Trapped in the Phantom Zone, powerless, can even the mighty Supergirl escape the evil Phantom King? Your Major Spoilers review of Supergirl #10 awaits!
Writer: Steve Orlando
Artist: Brian Ching
Colorist: Michael Atiyeh
Letterer: Steve Wands
Editor: Paul Kaminsky
Publisher: DC Comics
Cover Price: $3.99
Previously in Supergirl: “The Phantom King holds all the cards, and he’s forcing Supergirl and Batgirl to turn to the alien antagonist in order to save themselves and the humans trapped inside the Phantom Zone…”
THE SAGA CONTINUES

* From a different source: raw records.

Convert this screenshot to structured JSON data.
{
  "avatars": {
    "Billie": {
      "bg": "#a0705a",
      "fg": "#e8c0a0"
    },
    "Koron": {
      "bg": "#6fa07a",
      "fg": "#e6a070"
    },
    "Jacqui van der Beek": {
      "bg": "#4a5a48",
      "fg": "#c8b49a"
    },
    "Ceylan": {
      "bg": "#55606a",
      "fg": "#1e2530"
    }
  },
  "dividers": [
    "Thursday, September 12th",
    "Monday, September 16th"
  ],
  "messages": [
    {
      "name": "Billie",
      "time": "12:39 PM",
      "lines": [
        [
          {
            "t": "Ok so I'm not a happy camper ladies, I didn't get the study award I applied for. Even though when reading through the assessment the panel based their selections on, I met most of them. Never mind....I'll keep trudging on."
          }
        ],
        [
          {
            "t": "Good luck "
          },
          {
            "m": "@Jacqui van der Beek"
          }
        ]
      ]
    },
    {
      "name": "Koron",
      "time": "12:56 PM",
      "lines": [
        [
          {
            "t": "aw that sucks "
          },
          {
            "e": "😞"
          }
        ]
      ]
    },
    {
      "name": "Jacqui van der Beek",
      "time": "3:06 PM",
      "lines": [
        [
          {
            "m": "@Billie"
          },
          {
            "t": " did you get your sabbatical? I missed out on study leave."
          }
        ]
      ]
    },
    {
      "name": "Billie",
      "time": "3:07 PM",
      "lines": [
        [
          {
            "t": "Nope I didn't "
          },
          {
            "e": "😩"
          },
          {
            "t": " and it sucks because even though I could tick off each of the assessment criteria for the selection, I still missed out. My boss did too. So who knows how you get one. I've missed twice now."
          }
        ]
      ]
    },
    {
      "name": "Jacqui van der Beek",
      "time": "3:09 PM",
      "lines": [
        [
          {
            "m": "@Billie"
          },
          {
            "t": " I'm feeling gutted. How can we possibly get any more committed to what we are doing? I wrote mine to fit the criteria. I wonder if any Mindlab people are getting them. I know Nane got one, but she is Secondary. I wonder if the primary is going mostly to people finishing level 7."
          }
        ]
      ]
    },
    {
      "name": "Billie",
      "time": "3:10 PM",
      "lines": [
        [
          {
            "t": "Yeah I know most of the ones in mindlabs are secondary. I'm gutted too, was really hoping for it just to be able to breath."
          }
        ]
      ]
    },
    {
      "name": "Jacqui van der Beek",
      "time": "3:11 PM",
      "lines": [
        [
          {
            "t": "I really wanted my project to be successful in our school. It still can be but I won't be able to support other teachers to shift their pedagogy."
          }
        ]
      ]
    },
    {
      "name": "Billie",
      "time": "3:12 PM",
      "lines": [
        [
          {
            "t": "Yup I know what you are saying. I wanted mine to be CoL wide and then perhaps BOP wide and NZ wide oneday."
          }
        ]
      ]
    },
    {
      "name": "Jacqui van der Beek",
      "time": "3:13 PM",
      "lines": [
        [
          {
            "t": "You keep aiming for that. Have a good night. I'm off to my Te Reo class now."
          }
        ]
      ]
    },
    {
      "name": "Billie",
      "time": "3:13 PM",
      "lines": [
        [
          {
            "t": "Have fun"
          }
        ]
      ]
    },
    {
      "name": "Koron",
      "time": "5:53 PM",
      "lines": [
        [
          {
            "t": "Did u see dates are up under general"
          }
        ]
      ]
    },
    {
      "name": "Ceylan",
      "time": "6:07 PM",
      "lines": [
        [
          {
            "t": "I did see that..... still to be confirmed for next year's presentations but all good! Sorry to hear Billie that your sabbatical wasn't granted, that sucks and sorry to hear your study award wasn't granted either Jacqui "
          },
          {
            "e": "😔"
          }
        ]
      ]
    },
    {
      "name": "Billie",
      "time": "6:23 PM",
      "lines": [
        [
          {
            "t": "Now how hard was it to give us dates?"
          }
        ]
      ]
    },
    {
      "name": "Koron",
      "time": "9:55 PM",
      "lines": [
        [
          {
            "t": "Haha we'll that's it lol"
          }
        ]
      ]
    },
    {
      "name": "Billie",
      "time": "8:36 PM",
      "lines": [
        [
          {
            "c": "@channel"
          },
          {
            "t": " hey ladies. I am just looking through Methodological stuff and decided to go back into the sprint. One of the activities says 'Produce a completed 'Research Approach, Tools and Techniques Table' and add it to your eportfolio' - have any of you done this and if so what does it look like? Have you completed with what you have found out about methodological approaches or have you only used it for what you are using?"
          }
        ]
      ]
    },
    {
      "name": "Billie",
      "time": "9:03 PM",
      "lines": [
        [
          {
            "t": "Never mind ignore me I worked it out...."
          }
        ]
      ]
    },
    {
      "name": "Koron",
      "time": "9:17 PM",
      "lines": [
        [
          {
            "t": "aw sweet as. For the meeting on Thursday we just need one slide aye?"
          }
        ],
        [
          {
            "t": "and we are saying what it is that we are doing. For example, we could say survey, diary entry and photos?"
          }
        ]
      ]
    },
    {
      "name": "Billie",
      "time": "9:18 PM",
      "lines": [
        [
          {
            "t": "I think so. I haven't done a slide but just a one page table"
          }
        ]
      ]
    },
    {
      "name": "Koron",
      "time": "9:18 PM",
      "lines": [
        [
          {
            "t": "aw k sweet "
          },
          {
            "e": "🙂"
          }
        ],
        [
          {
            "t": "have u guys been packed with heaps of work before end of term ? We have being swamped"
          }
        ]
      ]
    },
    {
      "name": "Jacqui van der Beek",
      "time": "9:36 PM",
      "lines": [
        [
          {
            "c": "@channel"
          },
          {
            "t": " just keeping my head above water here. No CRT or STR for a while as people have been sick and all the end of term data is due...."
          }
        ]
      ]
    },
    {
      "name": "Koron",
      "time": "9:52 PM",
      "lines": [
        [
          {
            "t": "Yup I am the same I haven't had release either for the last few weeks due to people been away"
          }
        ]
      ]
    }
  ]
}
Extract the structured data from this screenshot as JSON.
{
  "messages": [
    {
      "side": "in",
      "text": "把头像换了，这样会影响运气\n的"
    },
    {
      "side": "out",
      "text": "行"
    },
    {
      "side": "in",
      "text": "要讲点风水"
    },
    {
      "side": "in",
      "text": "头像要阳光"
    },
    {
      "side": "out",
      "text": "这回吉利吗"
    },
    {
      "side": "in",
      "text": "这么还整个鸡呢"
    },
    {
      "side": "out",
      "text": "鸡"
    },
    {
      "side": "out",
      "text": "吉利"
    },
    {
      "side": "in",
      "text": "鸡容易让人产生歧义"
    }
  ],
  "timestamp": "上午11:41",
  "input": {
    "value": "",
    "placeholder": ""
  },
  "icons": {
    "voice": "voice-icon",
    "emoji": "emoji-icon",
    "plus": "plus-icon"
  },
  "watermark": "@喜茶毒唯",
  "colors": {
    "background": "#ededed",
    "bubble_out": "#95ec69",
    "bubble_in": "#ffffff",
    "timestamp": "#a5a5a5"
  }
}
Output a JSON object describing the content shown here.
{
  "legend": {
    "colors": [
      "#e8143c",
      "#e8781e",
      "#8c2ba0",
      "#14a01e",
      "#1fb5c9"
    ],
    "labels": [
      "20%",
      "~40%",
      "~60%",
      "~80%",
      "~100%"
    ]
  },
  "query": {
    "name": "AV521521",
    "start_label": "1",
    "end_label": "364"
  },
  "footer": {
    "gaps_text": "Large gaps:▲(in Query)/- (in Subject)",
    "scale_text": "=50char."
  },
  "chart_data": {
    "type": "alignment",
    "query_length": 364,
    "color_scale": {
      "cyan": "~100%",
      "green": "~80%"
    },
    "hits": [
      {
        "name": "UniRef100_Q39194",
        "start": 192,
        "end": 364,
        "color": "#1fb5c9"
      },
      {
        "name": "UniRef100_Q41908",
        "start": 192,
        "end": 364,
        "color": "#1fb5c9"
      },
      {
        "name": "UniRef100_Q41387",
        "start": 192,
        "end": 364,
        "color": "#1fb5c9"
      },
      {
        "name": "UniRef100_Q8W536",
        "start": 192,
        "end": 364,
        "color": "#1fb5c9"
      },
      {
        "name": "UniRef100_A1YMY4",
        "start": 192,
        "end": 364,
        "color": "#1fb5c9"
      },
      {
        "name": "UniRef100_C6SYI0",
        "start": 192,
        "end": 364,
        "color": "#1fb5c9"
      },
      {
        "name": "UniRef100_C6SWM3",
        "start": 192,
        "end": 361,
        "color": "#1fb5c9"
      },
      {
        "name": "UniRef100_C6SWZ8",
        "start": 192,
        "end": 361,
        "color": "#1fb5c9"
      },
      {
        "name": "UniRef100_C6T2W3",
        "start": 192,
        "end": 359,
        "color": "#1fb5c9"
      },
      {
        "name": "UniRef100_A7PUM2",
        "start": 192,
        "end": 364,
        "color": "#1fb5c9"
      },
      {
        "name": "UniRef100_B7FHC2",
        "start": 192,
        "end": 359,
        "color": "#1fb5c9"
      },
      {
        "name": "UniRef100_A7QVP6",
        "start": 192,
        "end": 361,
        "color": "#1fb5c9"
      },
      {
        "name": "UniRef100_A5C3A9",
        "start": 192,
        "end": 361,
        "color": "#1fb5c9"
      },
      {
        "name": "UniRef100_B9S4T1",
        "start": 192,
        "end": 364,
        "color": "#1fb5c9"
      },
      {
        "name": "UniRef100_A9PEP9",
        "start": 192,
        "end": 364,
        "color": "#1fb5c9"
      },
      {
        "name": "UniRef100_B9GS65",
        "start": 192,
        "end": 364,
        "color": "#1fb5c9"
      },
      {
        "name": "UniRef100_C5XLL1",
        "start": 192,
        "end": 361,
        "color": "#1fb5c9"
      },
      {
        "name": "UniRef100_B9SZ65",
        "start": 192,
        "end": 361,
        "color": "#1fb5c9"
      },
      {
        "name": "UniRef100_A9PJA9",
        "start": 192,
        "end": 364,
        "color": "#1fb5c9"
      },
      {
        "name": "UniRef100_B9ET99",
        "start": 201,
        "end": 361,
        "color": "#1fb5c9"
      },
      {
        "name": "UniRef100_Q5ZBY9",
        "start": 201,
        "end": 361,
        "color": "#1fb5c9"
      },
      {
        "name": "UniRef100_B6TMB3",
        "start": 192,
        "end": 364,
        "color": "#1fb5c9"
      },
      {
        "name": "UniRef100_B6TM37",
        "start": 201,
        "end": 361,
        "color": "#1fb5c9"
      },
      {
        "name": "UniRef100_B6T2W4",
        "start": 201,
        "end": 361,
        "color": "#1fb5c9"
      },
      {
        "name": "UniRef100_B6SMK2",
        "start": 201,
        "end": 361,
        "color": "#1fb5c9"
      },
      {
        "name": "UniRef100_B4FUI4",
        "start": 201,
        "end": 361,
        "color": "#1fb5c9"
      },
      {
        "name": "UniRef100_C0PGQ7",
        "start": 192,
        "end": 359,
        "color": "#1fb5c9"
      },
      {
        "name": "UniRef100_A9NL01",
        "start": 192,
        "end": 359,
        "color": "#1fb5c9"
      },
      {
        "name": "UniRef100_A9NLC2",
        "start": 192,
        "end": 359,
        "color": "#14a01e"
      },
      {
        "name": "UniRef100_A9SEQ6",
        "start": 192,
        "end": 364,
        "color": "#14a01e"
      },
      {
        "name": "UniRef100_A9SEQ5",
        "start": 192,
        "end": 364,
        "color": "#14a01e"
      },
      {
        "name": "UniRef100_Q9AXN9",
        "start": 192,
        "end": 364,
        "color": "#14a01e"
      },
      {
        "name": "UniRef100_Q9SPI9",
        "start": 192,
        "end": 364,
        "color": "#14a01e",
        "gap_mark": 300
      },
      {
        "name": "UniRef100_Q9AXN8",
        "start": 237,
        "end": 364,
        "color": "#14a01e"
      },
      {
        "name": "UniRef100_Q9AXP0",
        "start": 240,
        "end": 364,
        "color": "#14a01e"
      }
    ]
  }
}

This issue picks up where last ish left off, with Supergirl, Batgirl and Ben trapped in The Phantom Zone after getting caught in a portal by accident. The Zone has deprived Kara of her powers, but they’re fortunately picked up by a pirate ship commanded by Captain Jiln-Ka, a ship built out of the only solid material in the Zone. It’s not long, though, before the Captain reveals that he’s more than he seems to be, and is in fact an old enemy of the House Of El. He is also the being who has been manipulating Psi (the psychic whose escape into the zone in the Supergirl Annual kicked off this whole arc), and is holding her hostage on his ship. Supergirl is forced to rely on her wits and unpowered fists, like Batgirl, leading to the final page cliffhanger where she makes a daring leap into the mouth of a mighty psychic dragon that may or may not be Psi herself…
HE WANTS TO *BOIL* BATGIRL?
Of course, the most interesting part of the issue to me is the return of Selena, the witch played by Faye Dunaway in the 1984 ‘Supergirl’ film, who is fetched from Limbo by a team consisting of Magog (Ugh), The Emerald Empress and Indigo, aka Brainiac-8. It’s the kind of continuity fan service that I love from the work of Steve Orlando, bringing Supergirl’s highest-profile foe (at least, her highest profile pre-TV foe) into the DCU proper for the first time, and tying it all together with the ongoing mystery of the Empress, who seems to be a relic of the pre-Flashpoint universe. The art is charming as well, giving us a Kara Zor-El (and a Batgirl, for that matter) who actually looks like a young woman and there’s a lot of emotion in every facial expression Brian Ching draws, especially Ben’s horrified expression on the final page…
THE BOTTOM LINE: A STRONG MIDDLE CHAPTER
So often, when we’re in the middle of an ongoing storyline, I am frustrated by the obvious stretching necessary to fill out a story (I’m looking at you, Secret Wars 2016) but there’s none of that here. Supergirl’s story moves quickly, while still allowing for some quieter character moments for our cast in between the shock and the big fight sequences. Supergirl #10 makes for a great second act, building to something that could be catastrophic without neglecting to tell a character-driven story, earning 4 out of 5 stars overall.